Jack Lopresti: The UK must support the Kurdistan Region in creating a safe haven for Christians in the Middle East
The Kurdistan Region is a valuable partner in helping to promote religious tolerance, but we must do more to support their efforts, says Jack Lopresti
The UK leads the way in defending freedoms around the world through our fantastic armed forces, cultural soft power, and taking a leading role globally in overseas aid through the Department for International Development.
One of the most important of these freedoms is that of religion. The foreign secretary, Jeremy Hunt, has rightly taken the lead in this and has asked the bishop of Truro to draw up a report and recommend actions for the UK government.
Launching the initiative, Hunt argued that freedom of worship is something that can’t be taken for granted and is a growing concern all over the world. He argues that 80% of all the people who are suffering religious persecution are Christian.
He listed atrocities in the Philippines and Egypt, which illustrate findings from the Open Doors organisation that a quarter of a billion Christians are suffering some sort of persecution and repression. He named Afghanistan, Somalia, Sudan, Libya, North Korea, China and India.
Hunt’s thesis is that action is necessary not just because freedom of worship is a fundamental human right, but also because freedom of worship is the invisible line between open and closed societies.
Where freedom of worship is hampered or prevented, then usually that’s a sign of lots of other things going wrong, and he wants to make sure the UK is doing everything to champion the values that we all believe in.
As well as using our influence, we should look for allies who are already doing the right thing, and whose efforts can be emulated more widely.
And we are lucky that one such friend and ally is based squarely in the Middle East, the birthplace of religions including Christianity and where there is a grave danger that Christianity could be extinguished.
And that place is the Kurdistan Region in Iraq. In my four visits there in recent years I have visited churches and cathedrals, spoken with archbishops, and visited Lalish – the spiritual home of the ancient Yazidi faith – where we took part in a religious ceremony.
They all say that the largely secular, Muslim-majority Kurdistan Region goes out of its way to not merely tolerate Christians and other religious minorities but also to see them as full and equal citizens in a consciously pluralistic place where, for instance, all religions are included in the school curriculum.
The Yazidis, followers of a pre-Christian and pre-Muslim religion, are esteemed.
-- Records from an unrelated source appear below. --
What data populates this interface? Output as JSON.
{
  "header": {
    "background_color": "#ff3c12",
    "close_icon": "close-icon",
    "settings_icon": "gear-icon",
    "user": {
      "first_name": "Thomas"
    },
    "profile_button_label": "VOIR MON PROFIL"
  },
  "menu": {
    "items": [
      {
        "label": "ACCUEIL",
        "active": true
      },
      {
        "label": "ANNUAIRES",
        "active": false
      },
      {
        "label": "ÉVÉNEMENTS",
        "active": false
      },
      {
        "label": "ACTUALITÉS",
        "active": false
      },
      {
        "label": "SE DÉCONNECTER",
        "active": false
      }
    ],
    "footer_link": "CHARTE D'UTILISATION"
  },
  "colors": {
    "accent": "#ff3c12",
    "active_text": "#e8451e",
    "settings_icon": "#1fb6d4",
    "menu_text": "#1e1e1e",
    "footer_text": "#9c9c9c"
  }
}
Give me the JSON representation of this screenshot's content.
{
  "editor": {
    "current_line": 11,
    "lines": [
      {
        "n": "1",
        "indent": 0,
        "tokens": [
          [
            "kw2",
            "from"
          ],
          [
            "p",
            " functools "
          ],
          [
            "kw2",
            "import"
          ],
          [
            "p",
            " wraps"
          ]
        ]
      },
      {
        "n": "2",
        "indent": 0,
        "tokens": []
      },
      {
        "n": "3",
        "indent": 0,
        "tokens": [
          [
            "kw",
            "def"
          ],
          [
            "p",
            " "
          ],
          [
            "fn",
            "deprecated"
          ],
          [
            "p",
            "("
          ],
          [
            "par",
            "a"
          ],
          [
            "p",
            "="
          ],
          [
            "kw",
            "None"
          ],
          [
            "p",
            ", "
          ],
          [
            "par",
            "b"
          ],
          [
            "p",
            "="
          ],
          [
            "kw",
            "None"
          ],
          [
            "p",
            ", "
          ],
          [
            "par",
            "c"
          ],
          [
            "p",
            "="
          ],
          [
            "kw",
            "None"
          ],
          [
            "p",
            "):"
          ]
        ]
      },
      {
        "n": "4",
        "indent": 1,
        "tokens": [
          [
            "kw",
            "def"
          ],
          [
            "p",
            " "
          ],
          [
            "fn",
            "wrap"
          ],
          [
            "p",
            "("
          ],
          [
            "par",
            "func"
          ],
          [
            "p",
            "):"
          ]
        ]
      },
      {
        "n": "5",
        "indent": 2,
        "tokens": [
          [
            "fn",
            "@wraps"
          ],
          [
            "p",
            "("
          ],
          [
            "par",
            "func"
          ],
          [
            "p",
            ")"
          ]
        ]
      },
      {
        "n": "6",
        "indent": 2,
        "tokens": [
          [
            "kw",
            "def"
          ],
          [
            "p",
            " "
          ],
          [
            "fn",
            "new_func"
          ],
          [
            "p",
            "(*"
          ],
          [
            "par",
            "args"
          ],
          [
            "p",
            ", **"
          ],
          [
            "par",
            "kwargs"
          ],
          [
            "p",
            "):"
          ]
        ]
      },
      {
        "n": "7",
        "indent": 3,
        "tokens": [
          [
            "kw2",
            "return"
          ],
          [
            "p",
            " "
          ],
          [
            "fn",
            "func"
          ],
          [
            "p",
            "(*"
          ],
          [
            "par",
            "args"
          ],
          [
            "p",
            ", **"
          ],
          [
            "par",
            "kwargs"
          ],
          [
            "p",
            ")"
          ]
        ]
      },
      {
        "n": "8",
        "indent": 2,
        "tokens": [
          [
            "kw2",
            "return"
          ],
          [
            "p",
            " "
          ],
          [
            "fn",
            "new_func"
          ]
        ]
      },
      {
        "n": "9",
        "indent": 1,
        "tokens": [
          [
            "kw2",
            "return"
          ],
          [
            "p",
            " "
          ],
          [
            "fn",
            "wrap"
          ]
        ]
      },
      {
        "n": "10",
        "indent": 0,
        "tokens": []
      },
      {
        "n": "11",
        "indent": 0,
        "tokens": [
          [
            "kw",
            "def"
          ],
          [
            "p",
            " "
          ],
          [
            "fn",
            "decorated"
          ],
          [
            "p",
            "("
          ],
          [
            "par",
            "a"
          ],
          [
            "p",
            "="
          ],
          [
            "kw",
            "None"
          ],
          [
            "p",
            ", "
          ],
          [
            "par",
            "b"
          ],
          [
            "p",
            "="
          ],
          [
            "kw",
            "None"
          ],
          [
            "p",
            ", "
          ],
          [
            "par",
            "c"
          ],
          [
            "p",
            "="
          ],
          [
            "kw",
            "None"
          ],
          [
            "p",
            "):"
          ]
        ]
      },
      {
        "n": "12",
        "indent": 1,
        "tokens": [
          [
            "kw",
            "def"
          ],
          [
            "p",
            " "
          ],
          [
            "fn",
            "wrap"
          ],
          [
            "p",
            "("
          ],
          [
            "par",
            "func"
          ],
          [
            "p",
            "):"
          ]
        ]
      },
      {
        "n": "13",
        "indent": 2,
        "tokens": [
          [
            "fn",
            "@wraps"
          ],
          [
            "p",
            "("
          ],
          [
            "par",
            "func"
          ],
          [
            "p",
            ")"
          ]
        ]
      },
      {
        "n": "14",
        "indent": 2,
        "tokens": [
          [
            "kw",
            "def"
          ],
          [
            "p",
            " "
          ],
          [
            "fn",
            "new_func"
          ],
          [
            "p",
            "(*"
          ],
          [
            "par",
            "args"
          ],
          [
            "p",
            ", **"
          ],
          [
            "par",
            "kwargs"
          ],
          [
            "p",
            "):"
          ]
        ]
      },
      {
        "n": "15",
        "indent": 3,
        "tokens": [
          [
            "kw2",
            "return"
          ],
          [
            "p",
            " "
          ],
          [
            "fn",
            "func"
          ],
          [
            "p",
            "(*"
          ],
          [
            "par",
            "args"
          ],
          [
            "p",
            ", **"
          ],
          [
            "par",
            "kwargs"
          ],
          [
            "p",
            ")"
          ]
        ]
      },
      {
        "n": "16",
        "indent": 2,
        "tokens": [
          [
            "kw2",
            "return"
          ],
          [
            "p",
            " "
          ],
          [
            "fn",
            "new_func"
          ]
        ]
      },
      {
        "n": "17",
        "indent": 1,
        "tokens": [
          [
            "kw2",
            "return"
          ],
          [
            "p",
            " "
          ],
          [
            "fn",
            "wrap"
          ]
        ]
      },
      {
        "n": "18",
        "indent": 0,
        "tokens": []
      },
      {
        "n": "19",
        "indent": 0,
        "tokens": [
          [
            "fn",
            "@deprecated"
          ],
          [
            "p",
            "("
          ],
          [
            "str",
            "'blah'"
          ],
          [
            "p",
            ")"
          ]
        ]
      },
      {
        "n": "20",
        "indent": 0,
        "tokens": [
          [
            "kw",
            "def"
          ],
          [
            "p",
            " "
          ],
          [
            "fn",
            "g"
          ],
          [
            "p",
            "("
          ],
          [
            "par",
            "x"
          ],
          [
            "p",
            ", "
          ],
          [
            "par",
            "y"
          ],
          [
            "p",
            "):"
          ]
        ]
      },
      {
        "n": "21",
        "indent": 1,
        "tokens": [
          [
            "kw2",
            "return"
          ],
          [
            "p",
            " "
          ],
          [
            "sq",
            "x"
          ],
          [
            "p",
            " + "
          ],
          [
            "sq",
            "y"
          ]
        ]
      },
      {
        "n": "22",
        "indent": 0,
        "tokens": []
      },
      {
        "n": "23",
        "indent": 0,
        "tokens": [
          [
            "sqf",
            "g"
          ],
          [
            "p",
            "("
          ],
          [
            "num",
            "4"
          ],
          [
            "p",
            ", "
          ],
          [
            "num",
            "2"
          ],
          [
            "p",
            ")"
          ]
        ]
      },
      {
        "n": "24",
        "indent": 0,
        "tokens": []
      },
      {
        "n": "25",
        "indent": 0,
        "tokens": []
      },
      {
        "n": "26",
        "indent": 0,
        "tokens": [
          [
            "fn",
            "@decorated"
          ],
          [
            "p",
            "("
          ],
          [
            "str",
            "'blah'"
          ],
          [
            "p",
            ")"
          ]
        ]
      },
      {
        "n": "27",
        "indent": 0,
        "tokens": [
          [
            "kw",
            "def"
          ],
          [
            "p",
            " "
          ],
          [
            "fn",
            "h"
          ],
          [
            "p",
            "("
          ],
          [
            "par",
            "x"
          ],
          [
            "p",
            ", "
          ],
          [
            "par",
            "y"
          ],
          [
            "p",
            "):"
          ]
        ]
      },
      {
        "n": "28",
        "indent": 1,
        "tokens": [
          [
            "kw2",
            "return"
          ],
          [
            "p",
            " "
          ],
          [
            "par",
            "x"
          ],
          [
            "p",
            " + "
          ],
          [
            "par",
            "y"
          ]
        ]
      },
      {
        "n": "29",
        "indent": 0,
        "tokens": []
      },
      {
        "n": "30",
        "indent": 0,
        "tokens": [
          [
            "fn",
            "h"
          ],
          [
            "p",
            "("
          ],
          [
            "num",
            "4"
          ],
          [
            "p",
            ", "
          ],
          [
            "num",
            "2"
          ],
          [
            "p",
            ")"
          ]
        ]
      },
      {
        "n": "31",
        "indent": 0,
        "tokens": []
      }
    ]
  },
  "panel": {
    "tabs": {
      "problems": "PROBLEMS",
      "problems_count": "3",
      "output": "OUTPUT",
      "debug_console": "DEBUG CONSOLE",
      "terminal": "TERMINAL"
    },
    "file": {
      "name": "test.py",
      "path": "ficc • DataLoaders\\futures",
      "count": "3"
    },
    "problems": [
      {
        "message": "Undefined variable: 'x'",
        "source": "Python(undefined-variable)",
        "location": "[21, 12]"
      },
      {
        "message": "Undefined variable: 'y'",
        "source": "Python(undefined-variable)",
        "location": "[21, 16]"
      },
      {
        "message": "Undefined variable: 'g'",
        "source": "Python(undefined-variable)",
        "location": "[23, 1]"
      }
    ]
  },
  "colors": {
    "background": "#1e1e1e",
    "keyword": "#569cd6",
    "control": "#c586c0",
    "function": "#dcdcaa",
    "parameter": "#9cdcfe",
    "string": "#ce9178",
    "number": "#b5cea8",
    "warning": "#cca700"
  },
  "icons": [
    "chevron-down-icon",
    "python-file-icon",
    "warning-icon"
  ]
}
When they were subjected to genocide by Daesh, some Kurds wanted to convert to the Yazidi faith as a symbol of their solidarity against the atrocities, a move that would be greeted as apostasy in other parts of the Middle East.
Which other parliament in the Middle East would, for instance, have agreed to establish and maintain a separate list of 11 MPs from religious and ethnic minorities in addition to the 100 elected by the people as a whole?
Senior Kurdistan leader, Safeen Dizayee, recently took part in the inaugural ceremony of new offices for the Syriac Orthodox Patriarchate in Erbil. He tweeted: “Kurdistan is, and will remain, a safe haven for all religions and beliefs.”
The Kurdistan Regional Government (KRG) also recently welcomed the Vatican’s prime minister to Erbil, and a former KRG deputy prime minister, a Christian, was honoured with a Papal knighthood for his dedicated work.
This is all a rare ray of hope in a region where religious freedom is under severe and sometimes lethal threat. That also means that the UK should continue its work to bolster a better relationship between the Kurdistan Region and the rest of Iraq, which seems to be rapidly improving under a new Iraqi government and which affects all communities across Iraq.
Liam Allmark, head of public affairs at the Catholic Bishops’ Conference of England and Wales, accompanied an APPG delegation to Kurdistan last year. He is concerned about tens of thousands of displaced Christians living in the Kurdistan Region who do not know what the future holds because thousands of homes on the Nineveh Plains, along with vital infrastructure and farmland wrecked by Daesh forces, still need to be restored.
He fears that without opportunities to return home or rebuild their lives, many Christians will follow the thousands who have left for Europe or America. He urges UK support for reconstruction, job creation, and educational opportunities both in the Kurdistan Region and more widely, which will help give a meaningful future to this community that has experienced so much violence, displacement and destruction of their livelihoods.
I would add that a safer Kurdistan Region can be a hub for those reconstructing lands ravaged by Daesh and that a genuine federal deal between Erbil and Baghdad could do much to advance decentralised governance and protection of minority rights in those areas where Christians wish to resettle.
That is also important to Sunni communities, some of whom were disastrously tempted by Daesh ideology in preference to Baghdad rule. Without such a new settlement, the vicious ideology of Daesh can find new supporters and they may once again brutally blast their way back into genocide and atrocities.
Overall, this means that the Kurdistan Region needs support and major political and economic engagement from the UK and the wider west if it is to continue to be a rock for Christians and other religious minorities in the Middle East.
Jack Lopresti is Conservative MP for Filton and Bradley Stoke, and chair of the APPG on the Kurdistan Region in Iraq